Rosenbaum became interested in the field of psychedelic therapy when a friend — who now serves as the director of the center’s advisory council — began inquiring about them, prompting Rosenbaum to reassess his misconceptions about hallucinogens.


“I knew about psychedelics in the way that most physicians did, which was sort of the perception of them as recreational drugs, or drugs that were banned from research for decades,” he said. “As I started to learn more, I realized there was an opportunity here that we have let go undeveloped for decades.”

The research center is focused on a phenomenon called “neuroplasticity,” or the ability of brain cells to change. Recent studies have shown psychedelics could boost this kind of activity, which, for example, could alter how depression affects the brain.

Rao said psychedelic therapy aims to enhance the effects of those substances by taking advantage of that neuroplastic state.


“There seems to be a period of time where it is easier to establish new habits, and you want to exploit that in the week, maybe two weeks, immediately after the psychedelic event,” he said.

Mass General and atai are not disclosing the financial terms of the collaboration or the specific substance that will be tested on animals and in the lab as part of the partnership. But the Mass General researcher coleading the effort, Stephen Haggarty, said it involves the “next generation” of psychedelics, and is different than psilocybin, the active chemical in “magic mushrooms” or LSD, commonly referred to as “acid.”

“It is branching into other targets that may be important for neuroplasticity . . . where much more is needed to be learned before it could safely go into humans,” he said. “Based on reports of this molecule in humans, it looks like it has promise.”

In November, atai announced the closing of a $125 million financing round, led in part by early Facebook backer Peter Thiel, bringing its total funding to about $250 million.
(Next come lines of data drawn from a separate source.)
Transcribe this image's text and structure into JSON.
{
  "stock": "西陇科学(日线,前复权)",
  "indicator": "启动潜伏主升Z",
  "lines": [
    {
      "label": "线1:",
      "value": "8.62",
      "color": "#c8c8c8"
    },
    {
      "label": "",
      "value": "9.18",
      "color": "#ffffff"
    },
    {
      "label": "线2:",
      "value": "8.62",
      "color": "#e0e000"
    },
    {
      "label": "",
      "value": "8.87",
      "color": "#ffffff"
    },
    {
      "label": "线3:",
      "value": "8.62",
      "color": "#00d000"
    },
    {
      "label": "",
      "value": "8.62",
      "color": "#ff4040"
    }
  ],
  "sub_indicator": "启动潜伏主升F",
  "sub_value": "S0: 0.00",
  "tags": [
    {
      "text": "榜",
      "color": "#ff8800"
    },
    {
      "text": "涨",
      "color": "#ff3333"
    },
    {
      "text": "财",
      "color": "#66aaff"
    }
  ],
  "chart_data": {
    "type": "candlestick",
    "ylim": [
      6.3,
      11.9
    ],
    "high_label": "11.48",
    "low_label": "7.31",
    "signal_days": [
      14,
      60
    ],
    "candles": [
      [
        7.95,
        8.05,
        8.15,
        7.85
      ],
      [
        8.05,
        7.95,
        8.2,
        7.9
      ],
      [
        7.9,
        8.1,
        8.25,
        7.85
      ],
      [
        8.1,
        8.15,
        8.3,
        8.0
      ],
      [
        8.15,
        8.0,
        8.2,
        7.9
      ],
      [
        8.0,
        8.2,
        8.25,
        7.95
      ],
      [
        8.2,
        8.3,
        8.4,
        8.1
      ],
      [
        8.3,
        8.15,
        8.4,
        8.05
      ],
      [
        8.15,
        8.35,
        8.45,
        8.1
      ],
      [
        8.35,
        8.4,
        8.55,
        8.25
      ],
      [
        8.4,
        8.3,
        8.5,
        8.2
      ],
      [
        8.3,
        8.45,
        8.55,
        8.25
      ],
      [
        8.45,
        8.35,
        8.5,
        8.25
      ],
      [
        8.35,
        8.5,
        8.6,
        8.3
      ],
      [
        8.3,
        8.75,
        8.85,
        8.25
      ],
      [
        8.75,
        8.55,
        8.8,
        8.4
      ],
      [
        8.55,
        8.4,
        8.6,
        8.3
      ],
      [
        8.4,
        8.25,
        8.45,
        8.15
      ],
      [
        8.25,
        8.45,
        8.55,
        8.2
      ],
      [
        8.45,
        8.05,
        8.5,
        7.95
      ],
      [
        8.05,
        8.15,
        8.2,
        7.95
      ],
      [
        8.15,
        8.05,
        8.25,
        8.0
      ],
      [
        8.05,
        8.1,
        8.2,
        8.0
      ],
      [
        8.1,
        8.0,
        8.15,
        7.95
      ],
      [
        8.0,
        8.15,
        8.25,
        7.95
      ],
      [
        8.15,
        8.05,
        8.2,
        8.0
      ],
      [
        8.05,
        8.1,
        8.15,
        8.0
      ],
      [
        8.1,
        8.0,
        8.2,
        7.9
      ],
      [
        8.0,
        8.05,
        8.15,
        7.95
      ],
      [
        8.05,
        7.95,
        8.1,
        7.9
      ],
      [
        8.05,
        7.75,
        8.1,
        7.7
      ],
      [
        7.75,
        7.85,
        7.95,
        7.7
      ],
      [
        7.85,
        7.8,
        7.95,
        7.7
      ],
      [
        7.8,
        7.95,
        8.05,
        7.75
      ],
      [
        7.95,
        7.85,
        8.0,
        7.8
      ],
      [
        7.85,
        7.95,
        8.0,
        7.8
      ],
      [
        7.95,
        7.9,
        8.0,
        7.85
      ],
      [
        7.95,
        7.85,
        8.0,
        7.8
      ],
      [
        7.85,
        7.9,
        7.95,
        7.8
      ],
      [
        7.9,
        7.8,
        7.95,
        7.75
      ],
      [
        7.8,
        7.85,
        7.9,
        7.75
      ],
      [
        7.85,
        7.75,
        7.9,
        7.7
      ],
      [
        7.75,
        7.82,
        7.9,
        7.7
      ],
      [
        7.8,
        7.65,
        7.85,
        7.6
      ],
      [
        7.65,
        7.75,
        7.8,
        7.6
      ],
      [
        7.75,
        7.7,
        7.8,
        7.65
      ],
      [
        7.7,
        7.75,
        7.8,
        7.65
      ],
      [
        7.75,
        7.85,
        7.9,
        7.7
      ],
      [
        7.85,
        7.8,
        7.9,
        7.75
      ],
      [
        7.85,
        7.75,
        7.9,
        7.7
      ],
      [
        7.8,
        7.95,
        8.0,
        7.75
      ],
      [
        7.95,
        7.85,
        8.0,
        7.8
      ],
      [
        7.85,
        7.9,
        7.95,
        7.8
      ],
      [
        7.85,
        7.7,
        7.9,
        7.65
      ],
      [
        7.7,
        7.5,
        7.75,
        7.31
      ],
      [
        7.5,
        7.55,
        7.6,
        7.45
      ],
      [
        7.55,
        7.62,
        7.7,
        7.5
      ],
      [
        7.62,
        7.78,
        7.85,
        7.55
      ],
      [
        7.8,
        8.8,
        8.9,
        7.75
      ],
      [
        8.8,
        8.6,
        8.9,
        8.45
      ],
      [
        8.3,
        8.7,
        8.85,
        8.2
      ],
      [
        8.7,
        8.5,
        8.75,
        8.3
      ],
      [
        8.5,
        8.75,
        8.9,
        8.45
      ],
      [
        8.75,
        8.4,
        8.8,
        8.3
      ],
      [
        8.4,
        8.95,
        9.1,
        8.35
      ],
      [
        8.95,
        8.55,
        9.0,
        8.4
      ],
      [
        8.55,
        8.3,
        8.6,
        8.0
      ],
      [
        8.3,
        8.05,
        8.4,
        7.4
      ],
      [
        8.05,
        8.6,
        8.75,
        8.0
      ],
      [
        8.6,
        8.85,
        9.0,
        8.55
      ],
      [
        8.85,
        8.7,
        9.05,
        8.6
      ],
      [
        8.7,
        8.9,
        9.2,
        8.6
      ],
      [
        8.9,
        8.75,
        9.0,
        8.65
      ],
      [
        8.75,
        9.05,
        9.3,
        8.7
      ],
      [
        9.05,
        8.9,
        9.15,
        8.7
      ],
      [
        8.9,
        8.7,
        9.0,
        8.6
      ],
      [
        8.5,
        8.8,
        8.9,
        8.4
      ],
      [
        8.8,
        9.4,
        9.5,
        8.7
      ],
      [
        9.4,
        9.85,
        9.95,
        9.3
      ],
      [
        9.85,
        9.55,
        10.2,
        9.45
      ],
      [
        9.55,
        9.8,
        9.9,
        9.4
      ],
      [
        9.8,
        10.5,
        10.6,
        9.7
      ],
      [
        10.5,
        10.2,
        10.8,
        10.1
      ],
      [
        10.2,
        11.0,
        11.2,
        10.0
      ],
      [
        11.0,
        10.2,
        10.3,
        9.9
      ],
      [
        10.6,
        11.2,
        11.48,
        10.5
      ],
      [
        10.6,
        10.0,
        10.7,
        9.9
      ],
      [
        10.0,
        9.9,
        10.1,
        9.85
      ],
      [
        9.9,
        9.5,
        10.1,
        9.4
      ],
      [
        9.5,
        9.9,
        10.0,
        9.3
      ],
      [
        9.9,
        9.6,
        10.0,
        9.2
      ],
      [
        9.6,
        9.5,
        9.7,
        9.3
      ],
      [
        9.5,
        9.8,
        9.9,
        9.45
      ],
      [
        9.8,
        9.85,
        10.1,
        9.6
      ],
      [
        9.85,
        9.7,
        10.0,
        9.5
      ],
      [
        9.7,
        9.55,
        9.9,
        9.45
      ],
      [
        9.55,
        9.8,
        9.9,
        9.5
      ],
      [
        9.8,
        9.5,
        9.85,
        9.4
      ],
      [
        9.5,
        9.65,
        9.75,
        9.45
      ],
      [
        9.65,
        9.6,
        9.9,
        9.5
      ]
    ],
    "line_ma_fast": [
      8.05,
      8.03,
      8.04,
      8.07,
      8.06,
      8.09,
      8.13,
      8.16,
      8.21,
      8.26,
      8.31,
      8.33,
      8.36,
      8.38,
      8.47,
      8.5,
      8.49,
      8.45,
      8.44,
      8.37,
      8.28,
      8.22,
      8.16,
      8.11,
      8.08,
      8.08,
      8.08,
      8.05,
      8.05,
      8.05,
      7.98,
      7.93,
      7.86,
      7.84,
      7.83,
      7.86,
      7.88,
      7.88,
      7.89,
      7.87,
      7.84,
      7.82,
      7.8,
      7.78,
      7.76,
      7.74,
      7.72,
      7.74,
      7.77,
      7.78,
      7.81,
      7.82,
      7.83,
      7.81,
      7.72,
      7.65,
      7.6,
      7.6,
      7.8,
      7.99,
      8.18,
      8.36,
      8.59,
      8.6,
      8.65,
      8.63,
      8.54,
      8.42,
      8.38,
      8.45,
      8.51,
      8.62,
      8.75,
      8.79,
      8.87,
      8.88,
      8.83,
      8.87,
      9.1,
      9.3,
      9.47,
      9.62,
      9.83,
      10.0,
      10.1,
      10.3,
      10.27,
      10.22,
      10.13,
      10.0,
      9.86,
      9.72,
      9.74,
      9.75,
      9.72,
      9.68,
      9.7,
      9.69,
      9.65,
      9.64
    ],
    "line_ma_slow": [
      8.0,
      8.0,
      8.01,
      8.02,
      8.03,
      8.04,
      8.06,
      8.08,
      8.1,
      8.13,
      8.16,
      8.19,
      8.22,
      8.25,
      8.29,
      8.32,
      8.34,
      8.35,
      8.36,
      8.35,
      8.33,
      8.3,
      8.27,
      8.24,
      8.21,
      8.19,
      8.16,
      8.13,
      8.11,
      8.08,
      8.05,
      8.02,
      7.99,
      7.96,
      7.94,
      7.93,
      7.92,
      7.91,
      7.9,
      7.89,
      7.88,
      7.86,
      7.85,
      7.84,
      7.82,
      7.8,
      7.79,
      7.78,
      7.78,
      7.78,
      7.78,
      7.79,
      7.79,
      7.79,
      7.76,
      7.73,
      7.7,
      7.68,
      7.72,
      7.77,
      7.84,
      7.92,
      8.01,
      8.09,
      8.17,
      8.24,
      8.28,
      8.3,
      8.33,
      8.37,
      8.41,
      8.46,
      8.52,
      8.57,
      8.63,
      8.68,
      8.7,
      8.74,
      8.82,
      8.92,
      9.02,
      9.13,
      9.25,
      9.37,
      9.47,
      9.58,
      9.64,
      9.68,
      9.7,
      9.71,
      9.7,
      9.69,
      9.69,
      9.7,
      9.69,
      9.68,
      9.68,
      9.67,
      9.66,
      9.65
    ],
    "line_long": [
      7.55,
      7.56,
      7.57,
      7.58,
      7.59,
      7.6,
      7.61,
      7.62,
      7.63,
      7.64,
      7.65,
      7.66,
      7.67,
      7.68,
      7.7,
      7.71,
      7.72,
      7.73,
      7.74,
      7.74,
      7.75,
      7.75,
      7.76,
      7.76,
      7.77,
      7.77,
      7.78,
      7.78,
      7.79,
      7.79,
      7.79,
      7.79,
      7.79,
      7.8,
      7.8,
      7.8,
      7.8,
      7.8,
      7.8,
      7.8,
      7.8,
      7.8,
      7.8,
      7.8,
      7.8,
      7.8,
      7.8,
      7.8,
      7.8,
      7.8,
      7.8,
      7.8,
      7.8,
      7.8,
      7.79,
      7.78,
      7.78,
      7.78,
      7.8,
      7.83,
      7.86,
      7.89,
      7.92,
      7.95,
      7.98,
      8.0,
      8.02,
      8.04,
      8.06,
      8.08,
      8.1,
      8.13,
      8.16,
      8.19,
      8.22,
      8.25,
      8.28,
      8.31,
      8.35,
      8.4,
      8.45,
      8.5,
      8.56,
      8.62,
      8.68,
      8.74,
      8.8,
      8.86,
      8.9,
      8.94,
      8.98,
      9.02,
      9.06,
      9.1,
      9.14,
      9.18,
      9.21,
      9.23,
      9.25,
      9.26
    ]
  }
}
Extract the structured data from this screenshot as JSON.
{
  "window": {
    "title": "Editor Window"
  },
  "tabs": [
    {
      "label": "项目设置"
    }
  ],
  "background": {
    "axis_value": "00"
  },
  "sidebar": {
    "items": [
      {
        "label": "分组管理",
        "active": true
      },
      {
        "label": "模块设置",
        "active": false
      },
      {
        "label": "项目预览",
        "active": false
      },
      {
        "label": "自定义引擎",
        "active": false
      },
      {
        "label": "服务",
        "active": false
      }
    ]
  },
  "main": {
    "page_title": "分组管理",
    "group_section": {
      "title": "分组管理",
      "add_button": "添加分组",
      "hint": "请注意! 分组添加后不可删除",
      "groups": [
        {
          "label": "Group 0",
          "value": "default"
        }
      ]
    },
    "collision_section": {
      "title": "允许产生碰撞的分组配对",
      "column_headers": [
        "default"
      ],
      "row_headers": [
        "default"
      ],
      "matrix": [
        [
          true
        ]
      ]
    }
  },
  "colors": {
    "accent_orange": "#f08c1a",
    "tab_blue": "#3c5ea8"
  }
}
The company was founded in 2018 as a way to raise money for London-based Compass Pathways, a publicly traded biotech that uses psilocybin therapy to treat depression.

Compass was cofounded by George Goldsmith and Ekaterina Malievskaia, who were motivated by the experience of family members suffering from depression. Rosenbaum said the couple was a major backer of the Center for Neuroscience of Psychedelics.

Anissa Gardizy can be reached at anissa.gardizy@globe.com. Follow her on Twitter @anissagardizy8.